The Gaelic name for Kisimul Castle is Caisteal Chiosmuil, which loosely translates as ‘castle of the rock of the small bay’, which pretty well describes this scenic medieval fortress, perched on a rocky islet at the entrance to Castle Bay, Isle of Barra. The name Kisimul is pronounced with an 'sh', giving something vaguely like 'Kishmule'. Kisimul was the seat of the chief of the Macneils of Barra.
According to tradition, the first Macneils came to Barra in the 11th century, but the first historical record of a clan chief here comes from 1427, when Gilleonan Macneil was granted the island by Lord Alexander MacDonald, Lord of the Isles. It was probably he who built Kisimul on the rocky island, with a small crew house beside the castle for his personal crew and galley.
The Macneils retained Barra until 1838 when they were forced to sell the lordship to repay heavy debts. In 1937 a descendant of the Macneils of Barra, Robert Lister Macneil, the 45th Chief, purchased the estates once more and set to work restoring the castle. In 2000 Kisimul passed into the hands of Historic Scotland, who maintain the site today.
Most of the castle dates to the 15th century. It is built as a three-storey tower house surrounded by a curtain wall. Within the wall is a courtyard enclosing secondary buildings including a chapel, feasting hall, watchman's house, and heir's house (called a 'tanist').
Near a postern gate is a small well fed by an underground stream. The foundations of the 15th-century crew house can be seen beside the landing place. This was occupied by the sailors who served on the chief's galley.
Kisimul is open during Spring and Summer months, with access from via a small boat from Castlebay. This is a 5 five minute trip, weather permitting.

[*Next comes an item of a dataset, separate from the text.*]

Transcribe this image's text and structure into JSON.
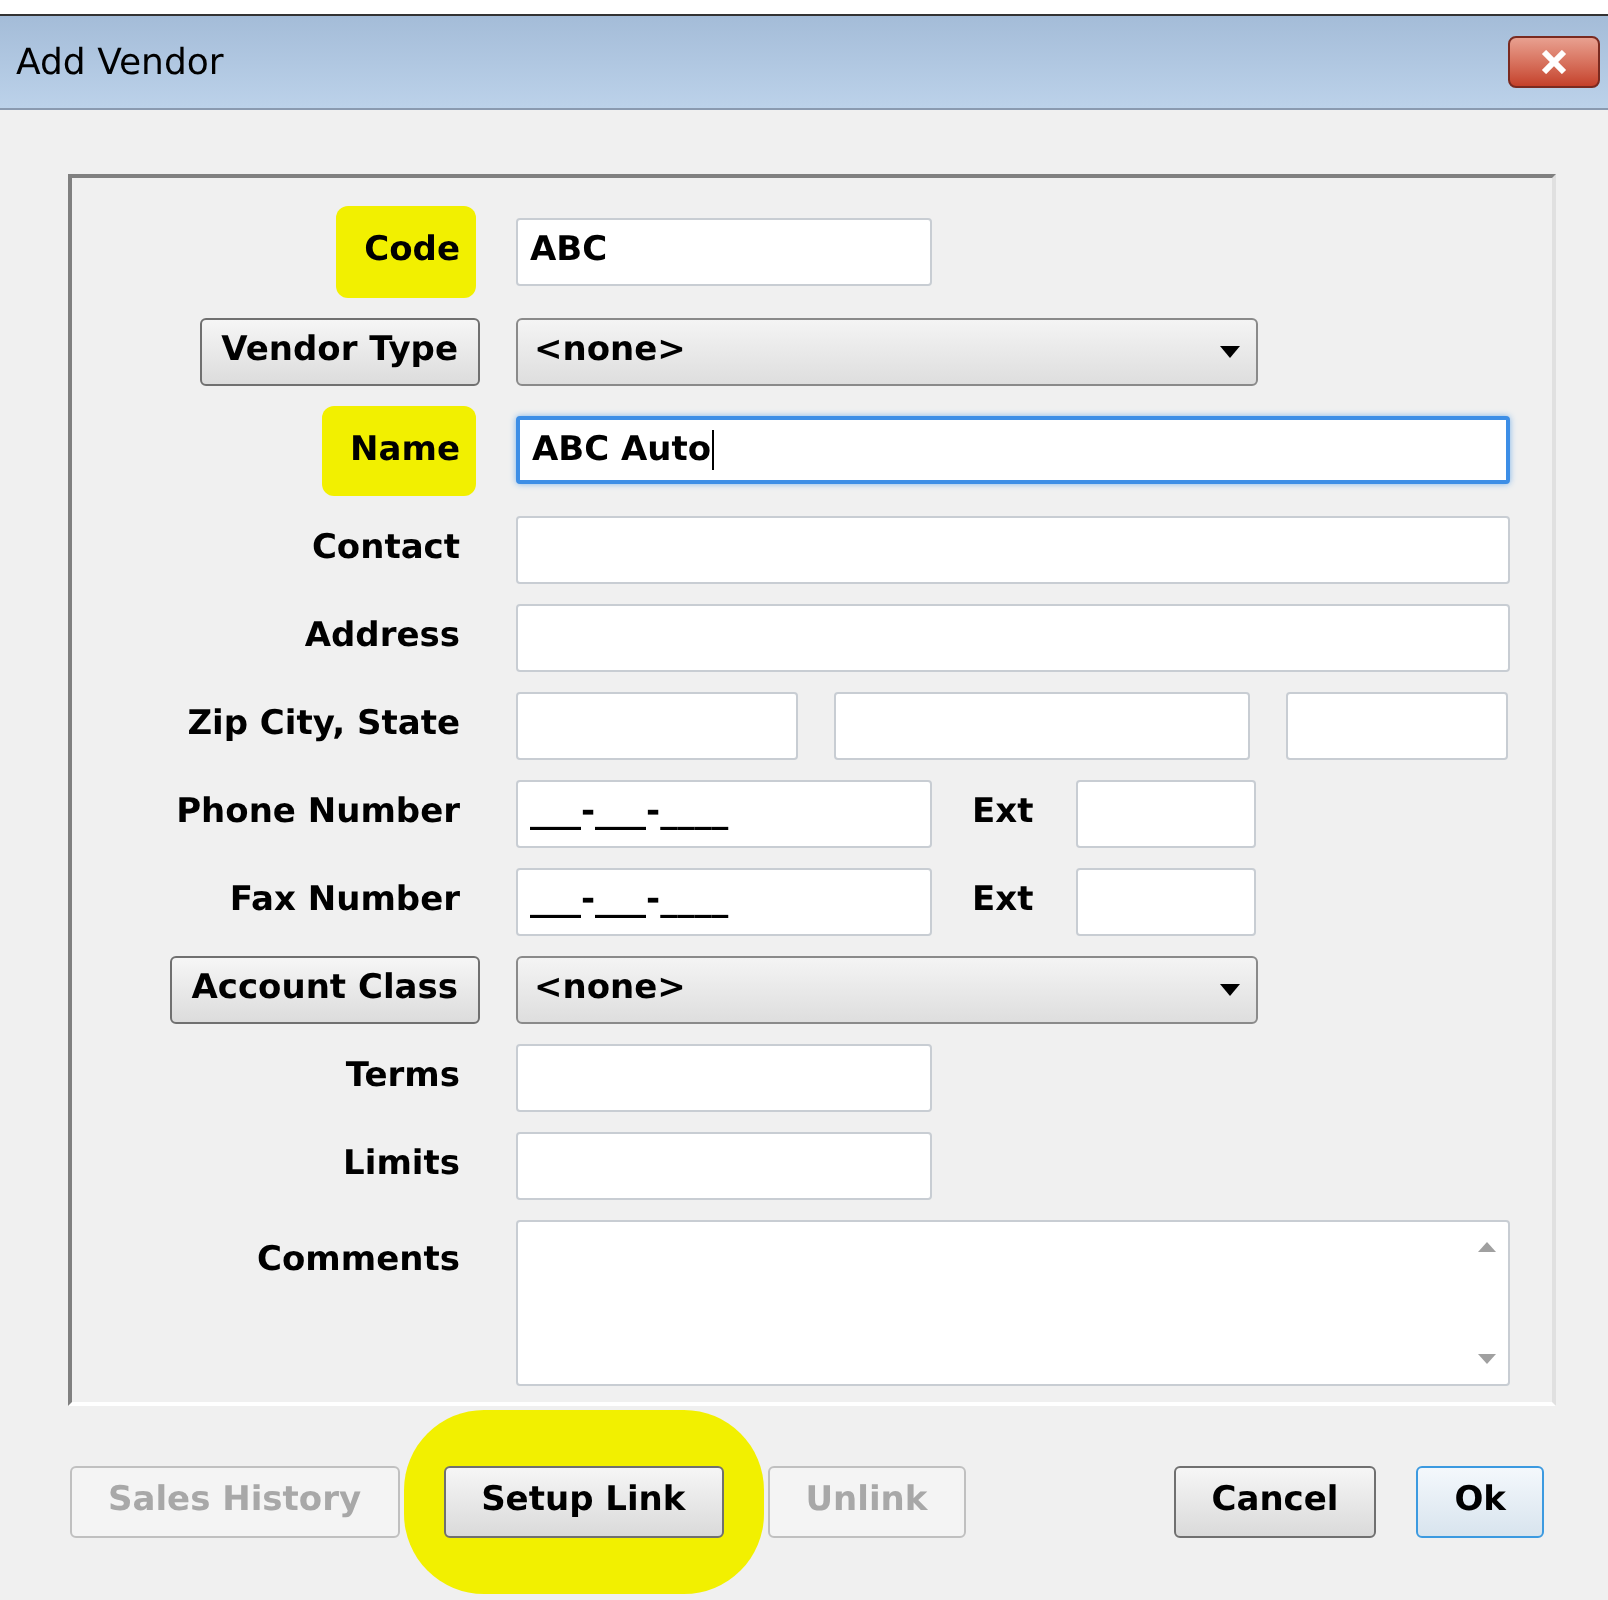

This has to be one of the most enjoyable historic sites to visit in all of Britain. The location in the middle of the bay is just stunning. There is regular boat service to the castle from the jetty, and you can purchase tickets from the nearby tourist information centre or at the castle after you've made the boat trip.